Data to process below:

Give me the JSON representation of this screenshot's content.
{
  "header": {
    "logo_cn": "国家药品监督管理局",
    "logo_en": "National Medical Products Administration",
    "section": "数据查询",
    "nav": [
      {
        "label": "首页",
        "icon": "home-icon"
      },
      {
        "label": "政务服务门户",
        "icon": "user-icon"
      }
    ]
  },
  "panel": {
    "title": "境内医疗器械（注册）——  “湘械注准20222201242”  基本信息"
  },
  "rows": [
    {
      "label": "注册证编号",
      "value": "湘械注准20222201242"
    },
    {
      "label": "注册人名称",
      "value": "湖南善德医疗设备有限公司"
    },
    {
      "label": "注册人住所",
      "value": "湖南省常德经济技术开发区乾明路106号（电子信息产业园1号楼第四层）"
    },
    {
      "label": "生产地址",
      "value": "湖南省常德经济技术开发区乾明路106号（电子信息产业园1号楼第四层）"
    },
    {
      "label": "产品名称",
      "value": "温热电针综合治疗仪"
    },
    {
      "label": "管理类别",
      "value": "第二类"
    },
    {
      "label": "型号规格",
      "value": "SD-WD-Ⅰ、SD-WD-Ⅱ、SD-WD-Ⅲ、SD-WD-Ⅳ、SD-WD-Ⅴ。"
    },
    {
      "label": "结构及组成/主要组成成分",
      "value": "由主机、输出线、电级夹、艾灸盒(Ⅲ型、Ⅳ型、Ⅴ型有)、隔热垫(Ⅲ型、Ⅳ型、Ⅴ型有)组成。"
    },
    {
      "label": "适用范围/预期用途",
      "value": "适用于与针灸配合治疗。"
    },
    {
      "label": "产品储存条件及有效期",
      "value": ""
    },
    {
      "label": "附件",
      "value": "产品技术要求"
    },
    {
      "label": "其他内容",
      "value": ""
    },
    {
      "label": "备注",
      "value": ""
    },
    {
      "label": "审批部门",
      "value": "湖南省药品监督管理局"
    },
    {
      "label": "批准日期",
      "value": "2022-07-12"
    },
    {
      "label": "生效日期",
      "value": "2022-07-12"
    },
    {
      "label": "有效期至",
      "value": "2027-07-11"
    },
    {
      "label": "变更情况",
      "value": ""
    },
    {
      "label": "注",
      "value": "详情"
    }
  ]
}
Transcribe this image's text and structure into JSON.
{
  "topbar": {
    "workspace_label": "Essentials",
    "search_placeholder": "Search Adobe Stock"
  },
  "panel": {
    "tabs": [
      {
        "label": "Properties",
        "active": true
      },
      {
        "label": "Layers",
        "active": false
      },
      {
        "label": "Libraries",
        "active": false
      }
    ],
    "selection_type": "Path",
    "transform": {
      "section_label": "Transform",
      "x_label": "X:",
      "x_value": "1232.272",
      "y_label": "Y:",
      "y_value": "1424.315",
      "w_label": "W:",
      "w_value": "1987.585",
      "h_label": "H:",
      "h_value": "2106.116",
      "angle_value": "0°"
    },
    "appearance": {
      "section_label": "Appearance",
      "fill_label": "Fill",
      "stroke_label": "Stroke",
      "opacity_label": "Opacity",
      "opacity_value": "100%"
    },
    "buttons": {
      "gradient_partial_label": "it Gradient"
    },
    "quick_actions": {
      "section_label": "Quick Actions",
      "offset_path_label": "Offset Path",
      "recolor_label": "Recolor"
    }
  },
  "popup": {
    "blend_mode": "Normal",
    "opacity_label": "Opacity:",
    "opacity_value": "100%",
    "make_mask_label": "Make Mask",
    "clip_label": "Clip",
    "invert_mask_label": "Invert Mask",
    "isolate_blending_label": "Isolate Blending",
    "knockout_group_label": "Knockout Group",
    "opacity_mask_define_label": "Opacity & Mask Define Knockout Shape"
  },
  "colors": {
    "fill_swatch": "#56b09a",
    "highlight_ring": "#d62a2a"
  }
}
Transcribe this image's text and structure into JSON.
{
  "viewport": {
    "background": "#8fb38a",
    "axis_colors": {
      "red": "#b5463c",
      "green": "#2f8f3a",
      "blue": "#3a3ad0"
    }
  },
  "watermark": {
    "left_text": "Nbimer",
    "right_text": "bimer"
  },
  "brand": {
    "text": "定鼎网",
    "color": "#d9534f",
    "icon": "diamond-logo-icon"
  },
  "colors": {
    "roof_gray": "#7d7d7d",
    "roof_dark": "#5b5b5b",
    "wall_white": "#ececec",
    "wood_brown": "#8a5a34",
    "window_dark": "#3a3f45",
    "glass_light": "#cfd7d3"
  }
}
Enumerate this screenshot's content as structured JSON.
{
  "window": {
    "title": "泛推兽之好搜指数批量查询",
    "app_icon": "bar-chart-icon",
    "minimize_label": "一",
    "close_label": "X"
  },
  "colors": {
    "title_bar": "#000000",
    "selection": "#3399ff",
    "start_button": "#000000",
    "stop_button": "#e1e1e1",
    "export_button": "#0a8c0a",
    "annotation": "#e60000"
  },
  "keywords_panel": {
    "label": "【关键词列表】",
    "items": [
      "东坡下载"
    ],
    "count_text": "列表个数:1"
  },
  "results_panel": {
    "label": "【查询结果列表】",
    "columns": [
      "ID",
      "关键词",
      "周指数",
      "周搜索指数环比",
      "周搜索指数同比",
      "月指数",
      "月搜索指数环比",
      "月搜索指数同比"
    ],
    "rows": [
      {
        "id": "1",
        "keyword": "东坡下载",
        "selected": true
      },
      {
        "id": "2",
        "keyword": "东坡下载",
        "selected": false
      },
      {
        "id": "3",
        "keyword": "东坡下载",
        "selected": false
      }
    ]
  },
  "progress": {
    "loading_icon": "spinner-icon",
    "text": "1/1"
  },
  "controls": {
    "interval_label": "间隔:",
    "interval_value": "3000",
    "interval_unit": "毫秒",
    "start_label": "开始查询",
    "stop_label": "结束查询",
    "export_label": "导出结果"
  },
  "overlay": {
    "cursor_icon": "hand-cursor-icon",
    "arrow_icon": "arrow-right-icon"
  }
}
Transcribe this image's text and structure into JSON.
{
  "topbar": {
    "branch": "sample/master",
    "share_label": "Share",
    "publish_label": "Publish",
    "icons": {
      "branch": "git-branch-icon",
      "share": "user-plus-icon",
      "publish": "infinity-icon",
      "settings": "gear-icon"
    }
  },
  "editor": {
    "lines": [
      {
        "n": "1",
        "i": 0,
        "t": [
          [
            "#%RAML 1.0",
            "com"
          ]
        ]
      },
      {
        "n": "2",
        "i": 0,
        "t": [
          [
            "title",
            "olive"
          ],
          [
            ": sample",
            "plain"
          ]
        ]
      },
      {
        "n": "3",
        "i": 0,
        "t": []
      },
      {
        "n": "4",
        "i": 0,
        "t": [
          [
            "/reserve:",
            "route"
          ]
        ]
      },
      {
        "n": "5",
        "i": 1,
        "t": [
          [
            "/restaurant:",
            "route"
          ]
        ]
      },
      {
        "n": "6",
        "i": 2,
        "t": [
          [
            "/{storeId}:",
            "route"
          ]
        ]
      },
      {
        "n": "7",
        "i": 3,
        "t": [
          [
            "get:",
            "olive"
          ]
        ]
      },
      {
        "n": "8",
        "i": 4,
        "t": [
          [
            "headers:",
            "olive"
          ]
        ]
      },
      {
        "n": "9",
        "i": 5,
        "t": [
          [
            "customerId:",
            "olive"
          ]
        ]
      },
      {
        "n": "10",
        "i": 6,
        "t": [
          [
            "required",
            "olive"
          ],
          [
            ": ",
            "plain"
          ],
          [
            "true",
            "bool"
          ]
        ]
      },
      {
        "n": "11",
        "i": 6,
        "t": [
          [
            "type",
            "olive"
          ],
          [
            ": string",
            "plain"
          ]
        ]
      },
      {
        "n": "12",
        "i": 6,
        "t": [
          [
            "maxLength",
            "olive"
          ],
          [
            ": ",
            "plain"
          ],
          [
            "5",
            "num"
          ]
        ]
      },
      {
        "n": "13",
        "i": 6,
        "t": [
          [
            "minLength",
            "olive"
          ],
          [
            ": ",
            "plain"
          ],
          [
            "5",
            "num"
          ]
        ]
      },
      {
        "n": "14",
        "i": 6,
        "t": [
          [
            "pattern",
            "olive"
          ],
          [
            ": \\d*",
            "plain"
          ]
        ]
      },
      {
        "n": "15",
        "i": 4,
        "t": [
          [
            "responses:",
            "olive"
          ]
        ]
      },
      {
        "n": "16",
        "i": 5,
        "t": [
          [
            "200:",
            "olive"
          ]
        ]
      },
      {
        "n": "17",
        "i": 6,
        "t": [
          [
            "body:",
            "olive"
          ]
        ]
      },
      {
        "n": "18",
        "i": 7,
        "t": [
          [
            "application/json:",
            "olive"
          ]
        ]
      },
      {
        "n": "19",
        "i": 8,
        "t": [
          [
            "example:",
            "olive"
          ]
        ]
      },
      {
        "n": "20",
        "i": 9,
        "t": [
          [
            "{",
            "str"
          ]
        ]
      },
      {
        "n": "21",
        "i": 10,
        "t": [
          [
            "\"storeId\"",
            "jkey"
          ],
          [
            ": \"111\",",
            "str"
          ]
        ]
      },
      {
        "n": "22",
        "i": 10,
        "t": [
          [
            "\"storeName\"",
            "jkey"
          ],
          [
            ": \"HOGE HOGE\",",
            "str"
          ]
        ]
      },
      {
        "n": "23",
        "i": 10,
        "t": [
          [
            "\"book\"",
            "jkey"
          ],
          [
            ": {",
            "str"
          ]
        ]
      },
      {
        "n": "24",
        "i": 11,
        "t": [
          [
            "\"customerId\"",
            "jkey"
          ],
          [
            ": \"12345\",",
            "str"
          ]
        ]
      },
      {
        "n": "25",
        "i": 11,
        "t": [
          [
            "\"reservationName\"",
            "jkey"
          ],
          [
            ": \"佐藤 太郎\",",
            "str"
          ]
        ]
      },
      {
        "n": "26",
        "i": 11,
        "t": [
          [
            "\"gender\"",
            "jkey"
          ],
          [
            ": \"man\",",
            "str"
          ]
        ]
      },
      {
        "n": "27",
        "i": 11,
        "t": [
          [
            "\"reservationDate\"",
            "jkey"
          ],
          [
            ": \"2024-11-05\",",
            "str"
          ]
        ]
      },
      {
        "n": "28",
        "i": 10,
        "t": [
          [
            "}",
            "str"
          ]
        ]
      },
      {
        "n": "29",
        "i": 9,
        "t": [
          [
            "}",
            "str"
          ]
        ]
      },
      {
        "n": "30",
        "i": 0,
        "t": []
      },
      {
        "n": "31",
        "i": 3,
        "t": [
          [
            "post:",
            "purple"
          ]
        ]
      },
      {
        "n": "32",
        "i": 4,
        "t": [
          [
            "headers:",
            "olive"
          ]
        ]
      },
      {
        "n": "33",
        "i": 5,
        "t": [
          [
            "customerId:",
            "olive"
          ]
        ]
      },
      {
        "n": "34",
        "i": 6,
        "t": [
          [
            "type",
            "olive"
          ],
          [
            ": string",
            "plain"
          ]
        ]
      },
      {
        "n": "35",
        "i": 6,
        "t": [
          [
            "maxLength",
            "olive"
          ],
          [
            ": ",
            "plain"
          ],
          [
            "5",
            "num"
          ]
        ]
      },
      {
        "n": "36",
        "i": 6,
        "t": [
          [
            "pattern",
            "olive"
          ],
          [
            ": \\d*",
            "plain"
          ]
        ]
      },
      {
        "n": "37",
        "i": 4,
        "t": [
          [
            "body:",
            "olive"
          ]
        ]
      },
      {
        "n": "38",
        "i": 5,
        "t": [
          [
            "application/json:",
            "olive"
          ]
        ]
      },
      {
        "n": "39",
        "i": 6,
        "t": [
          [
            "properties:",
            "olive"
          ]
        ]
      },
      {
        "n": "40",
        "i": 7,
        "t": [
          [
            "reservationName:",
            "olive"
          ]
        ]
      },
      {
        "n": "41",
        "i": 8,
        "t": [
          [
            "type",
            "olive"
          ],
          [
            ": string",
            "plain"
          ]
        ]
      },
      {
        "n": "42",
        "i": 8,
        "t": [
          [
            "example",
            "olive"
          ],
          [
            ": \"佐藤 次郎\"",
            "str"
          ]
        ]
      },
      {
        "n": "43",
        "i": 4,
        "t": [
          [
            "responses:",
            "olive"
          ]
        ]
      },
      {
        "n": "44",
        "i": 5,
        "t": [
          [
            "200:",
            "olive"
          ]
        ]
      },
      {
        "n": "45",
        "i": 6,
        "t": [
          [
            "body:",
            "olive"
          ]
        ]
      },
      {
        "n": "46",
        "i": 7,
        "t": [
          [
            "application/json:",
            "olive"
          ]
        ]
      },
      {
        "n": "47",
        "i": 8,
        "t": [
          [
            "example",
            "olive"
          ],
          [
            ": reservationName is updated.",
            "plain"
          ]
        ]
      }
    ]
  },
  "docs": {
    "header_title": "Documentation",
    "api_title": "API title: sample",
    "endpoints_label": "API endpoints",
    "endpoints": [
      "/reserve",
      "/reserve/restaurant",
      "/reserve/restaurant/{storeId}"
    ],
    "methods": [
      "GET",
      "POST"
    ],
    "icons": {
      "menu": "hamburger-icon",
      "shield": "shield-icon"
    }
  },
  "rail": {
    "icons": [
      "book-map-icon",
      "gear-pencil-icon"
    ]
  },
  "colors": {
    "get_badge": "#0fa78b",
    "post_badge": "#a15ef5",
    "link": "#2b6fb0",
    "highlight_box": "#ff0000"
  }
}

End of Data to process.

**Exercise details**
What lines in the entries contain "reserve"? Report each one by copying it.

**Task output**
            "/reserve:",
      "/reserve",
      "/reserve/restaurant",
      "/reserve/restaurant/{storeId}"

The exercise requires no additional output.